Two-generation house for the Ludík family


The semi-detached house for the Ludík family was designed and realised by the Kojetín architect Bohumír Novotný in 1938, on the representative Republic Square, which in the period between the wars was to become the pride of the town on the road between the railway station and the historical centre. In the local context it is an exceptional and, at the same time, highly original achievement. The designer made creative use of reinforced concrete structures and played a remarkable spatial game of advanced functionalism in the interiors.

For the new building, the builder found a plot of land in a location that began to take shape according to the regulatory plan of the experienced urban planner Josef Peňáz in the 1920s. A free central area with park landscaping was to be surrounded by both public buildings (of which only the Sokolovna was actually realised) and individual residential buildings reminiscent of the still popular concept of garden cities. In terms of its scale and the representative character of family housing for the upper middle class, the Ludíksʼ house conformed well to the urban vision approved by the town council in 1921.

The Ludíks moved into the finished house at the beginning of November 1938. Until then, they had lived on the premises of the school in Uhřice, where František Ludík served as the principal between 1920 and 1939, when he retired. The second half of the house was intended for his daughter Marie, who became the first wife of the architect Bohumír Novotný. We thus find ourselves in a house that the architect designed for himself.

It is a four-storey house with a raised basement and a gable roof, one of the gable walls of which adjoins the neighbouring building. A two-storey bay window rises from the façade, divided by large window openings of various shapes. Both the bay window and the massive cornice beneath the roof are supported by prominent brackets. It goes without saying that in the interiors they transition into the construction of coffered reinforced concrete ceilings. Similarly, the street façade reveals a mirrored layout with its symmetrical yet unconventional arrangement. To provide housing for two generations, the architect did not choose the usual scheme of separate flats on top of each other, but instead used a pair of units that mirrored each other. Each family used the premises separately, with only the technical rooms of the cellars and the attic with a terrace being shared.

The essentials take place on the elevated ground floor and first floor. The architect worked inventively with the space plan. With a distant memory of the halls of English villas, the “Loos Raumplan”, or even just Fuchsʼ Avion café in Brno, he inserted an unexpected spatial game into the narrow, elongated layouts of both apartments. A staircase attached to the dividing load-bearing wall leads to an arched gallery from which one can observe events in the dining room and living area with a conservatory. The apartments and individual spaces are designed with an emphasis on efficiency, but also with an unusual degree of generosity, as evidenced by the open space of the maisonette.

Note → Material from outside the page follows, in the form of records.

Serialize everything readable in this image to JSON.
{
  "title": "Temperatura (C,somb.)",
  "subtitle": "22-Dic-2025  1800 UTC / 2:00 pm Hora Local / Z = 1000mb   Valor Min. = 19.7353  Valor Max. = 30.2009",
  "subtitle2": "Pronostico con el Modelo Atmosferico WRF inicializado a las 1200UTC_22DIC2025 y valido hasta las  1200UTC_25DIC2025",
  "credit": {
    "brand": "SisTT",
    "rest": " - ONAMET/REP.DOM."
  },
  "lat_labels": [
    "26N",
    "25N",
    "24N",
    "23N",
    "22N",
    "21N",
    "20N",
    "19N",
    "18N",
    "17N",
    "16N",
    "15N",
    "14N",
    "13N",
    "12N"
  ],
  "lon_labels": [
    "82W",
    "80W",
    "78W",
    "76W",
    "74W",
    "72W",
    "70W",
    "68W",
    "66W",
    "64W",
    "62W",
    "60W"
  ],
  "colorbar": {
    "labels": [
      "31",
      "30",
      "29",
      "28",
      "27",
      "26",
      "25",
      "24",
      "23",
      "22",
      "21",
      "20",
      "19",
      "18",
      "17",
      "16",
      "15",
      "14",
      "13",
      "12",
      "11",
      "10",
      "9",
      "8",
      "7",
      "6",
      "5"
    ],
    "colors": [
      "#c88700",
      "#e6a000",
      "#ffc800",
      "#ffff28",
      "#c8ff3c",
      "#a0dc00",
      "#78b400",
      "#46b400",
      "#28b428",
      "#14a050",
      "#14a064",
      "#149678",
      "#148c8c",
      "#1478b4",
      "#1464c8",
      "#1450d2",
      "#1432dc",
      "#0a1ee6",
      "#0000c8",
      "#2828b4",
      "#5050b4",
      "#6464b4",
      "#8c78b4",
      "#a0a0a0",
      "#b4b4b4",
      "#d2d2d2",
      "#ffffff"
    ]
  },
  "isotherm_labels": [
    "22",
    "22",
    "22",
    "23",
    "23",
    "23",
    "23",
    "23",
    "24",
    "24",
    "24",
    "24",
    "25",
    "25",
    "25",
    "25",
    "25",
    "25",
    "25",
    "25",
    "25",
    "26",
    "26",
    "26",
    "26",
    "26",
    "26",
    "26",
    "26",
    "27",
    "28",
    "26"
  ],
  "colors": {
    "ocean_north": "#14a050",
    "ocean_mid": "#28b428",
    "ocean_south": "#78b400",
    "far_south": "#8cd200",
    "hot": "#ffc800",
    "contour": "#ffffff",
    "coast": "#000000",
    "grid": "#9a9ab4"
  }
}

In the same year Bohumír Novotný built a house for the Kuchařík family (Kojetín, Chytilova, no. 1145) that followed a similar symmetrical principle. Probably together with his father Jiří, the owner of a local construction company, he also designed the remarkable studio of the local academic painter Jan Sáil in 1932 when he was still a student. However, despite displaying a considerable degree of inventiveness and commitment, the architectʼs work cannot be said to be a fully refined architectural expression. The strong motifs of his projects are weakened by compositional clumsiness. A novice architect is also certainly constricted by the ideas and limits of the local clientele. In spite of this, or perhaps because of it, the whole house acts as a perfect illustration of the struggle of modern architecture for its position in a small-town environment. The degree of preservation of the house, including many authentic details, makes it a very valuable document of the culture of living on the periphery in the First Republic.

Probably during the 1940s, the gallery in the Ludíksʼ apartment was closed down by Bohumír Novotnýʼs company to reduce heating costs, while the Novotnýsʼ half remained unchanged. In 1965 the Ludík family sold the house to new owners, who made partial modifications. The current owners, who have owned the house since 2020, are planning a sensitive renovation, including, for example, the restoration of the elevated dining area in the parentsʼ left-hand apartment. The valuable things that the state conservation authorities are not interested in therefore have a chance of being saved by the hands of informed owners.



Selected literature

Adam Stěch, Dům Františka a Františky Ludíkových, Architect+, 2020, č. 25, pp. 93–96.



Statement of the son of Ing. Petr Novotný (the interview on 14 May 2023 was conducted and subsequently arranged by Ing. arch. Zdeněk Modlitba)

Statement of the current owners (the interview on 4 April 2023 was conducted and subsequently arranged by Ing. arch. Zdeněk Modlitba) 

SOkA Přerov, fond Archiv obce Uhřičice, NAD 434, inv. č. 16, Zápisy pro léta do 1960; 1968–1970 (Available online:, retrieved 13.10.2023).

Martina Horáčková, Architektura střední Moravy, 1918–1945: Přerov, Kroměříž, Bystřice pod Hostýnem, Holešov, Kojetín (diploma thesis), Katedra teorie a dějin výtvarných umění FFUP, Olomouc 2004, pp. 174175.